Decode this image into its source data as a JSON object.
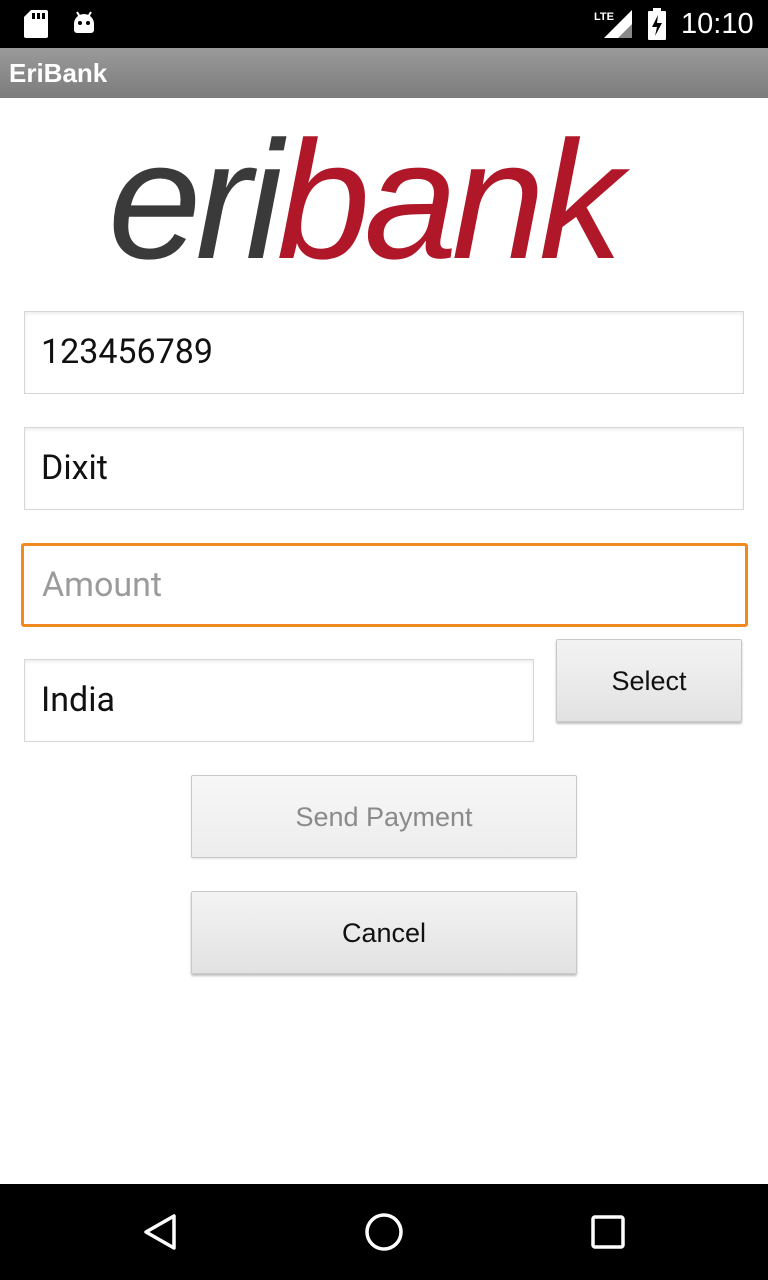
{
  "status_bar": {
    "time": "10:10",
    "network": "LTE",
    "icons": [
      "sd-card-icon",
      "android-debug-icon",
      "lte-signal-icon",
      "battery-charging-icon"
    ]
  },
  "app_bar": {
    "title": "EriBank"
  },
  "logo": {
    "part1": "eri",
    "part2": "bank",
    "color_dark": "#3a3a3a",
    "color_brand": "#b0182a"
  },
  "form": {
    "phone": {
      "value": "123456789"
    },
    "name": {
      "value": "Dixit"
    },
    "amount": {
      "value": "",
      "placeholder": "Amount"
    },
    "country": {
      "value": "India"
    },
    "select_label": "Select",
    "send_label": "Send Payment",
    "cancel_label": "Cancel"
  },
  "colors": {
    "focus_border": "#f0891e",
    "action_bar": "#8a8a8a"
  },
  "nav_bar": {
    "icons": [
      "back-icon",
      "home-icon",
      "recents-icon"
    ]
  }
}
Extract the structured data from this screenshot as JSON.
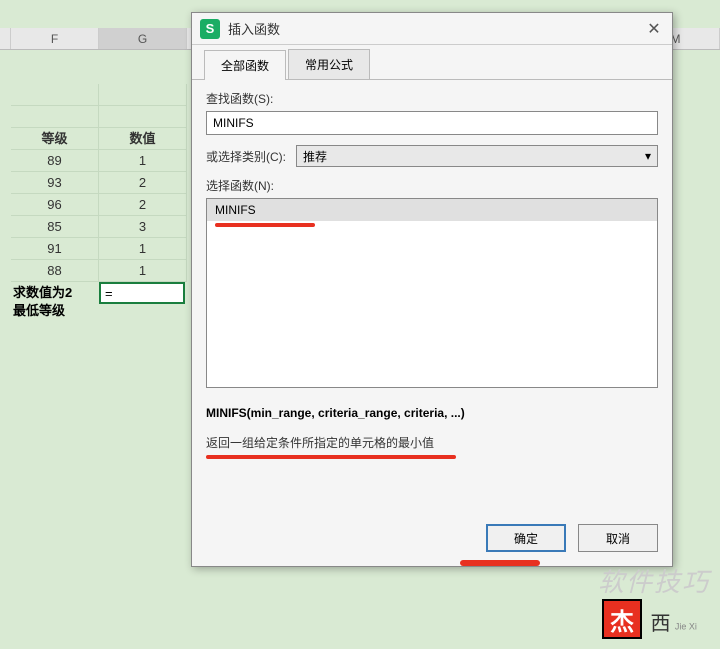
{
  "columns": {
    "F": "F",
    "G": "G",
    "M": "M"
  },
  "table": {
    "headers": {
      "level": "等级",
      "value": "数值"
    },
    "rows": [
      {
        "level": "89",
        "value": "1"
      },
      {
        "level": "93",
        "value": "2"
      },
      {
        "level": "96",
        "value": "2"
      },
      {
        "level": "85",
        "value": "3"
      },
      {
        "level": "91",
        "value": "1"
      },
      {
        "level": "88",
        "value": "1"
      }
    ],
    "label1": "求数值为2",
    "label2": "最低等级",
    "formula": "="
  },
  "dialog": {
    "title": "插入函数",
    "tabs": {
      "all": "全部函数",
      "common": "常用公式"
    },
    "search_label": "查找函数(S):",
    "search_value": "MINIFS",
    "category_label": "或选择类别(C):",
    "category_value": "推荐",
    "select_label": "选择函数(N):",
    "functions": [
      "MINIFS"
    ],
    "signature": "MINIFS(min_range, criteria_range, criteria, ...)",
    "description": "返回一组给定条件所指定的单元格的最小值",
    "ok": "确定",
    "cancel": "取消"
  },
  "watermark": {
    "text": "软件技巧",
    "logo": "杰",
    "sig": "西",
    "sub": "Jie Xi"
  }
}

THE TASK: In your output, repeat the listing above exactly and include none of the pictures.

SOLUTION TO THIS PROBLEM:
Decode this image into its source data as a JSON object.
{
  "status_bar": {
    "time": "10:10",
    "network": "LTE",
    "icons": [
      "sd-card-icon",
      "android-debug-icon",
      "lte-signal-icon",
      "battery-charging-icon"
    ]
  },
  "app_bar": {
    "title": "EriBank"
  },
  "logo": {
    "part1": "eri",
    "part2": "bank",
    "color_dark": "#3a3a3a",
    "color_brand": "#b0182a"
  },
  "form": {
    "phone": {
      "value": "123456789"
    },
    "name": {
      "value": "Dixit"
    },
    "amount": {
      "value": "",
      "placeholder": "Amount"
    },
    "country": {
      "value": "India"
    },
    "select_label": "Select",
    "send_label": "Send Payment",
    "cancel_label": "Cancel"
  },
  "colors": {
    "focus_border": "#f0891e",
    "action_bar": "#8a8a8a"
  },
  "nav_bar": {
    "icons": [
      "back-icon",
      "home-icon",
      "recents-icon"
    ]
  }
}
Extract the structured data from this screenshot as JSON.
{
  "columns": {
    "F": "F",
    "G": "G",
    "M": "M"
  },
  "table": {
    "headers": {
      "level": "等级",
      "value": "数值"
    },
    "rows": [
      {
        "level": "89",
        "value": "1"
      },
      {
        "level": "93",
        "value": "2"
      },
      {
        "level": "96",
        "value": "2"
      },
      {
        "level": "85",
        "value": "3"
      },
      {
        "level": "91",
        "value": "1"
      },
      {
        "level": "88",
        "value": "1"
      }
    ],
    "label1": "求数值为2",
    "label2": "最低等级",
    "formula": "="
  },
  "dialog": {
    "title": "插入函数",
    "tabs": {
      "all": "全部函数",
      "common": "常用公式"
    },
    "search_label": "查找函数(S):",
    "search_value": "MINIFS",
    "category_label": "或选择类别(C):",
    "category_value": "推荐",
    "select_label": "选择函数(N):",
    "functions": [
      "MINIFS"
    ],
    "signature": "MINIFS(min_range, criteria_range, criteria, ...)",
    "description": "返回一组给定条件所指定的单元格的最小值",
    "ok": "确定",
    "cancel": "取消"
  },
  "watermark": {
    "text": "软件技巧",
    "logo": "杰",
    "sig": "西",
    "sub": "Jie Xi"
  }
}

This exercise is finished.